> The task: Render every entry verbatim.

(Records excerpted from a collection)
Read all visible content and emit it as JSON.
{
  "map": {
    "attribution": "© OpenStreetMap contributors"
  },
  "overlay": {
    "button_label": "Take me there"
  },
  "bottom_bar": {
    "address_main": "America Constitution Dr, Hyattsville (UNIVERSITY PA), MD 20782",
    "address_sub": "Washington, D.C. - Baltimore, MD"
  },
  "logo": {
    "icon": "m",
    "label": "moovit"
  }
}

> Task solution:
Read all visible content and emit it as JSON.
{
  "map": {
    "attribution": "© OpenStreetMap contributors"
  },
  "overlay": {
    "button_label": "Take me there"
  },
  "bottom_bar": {
    "address_main": "America Constitution Dr, Hyattsville (UNIVERSITY PA), MD 20782",
    "address_sub": "Washington, D.C. - Baltimore, MD"
  },
  "logo": {
    "icon": "m",
    "label": "moovit"
  }
}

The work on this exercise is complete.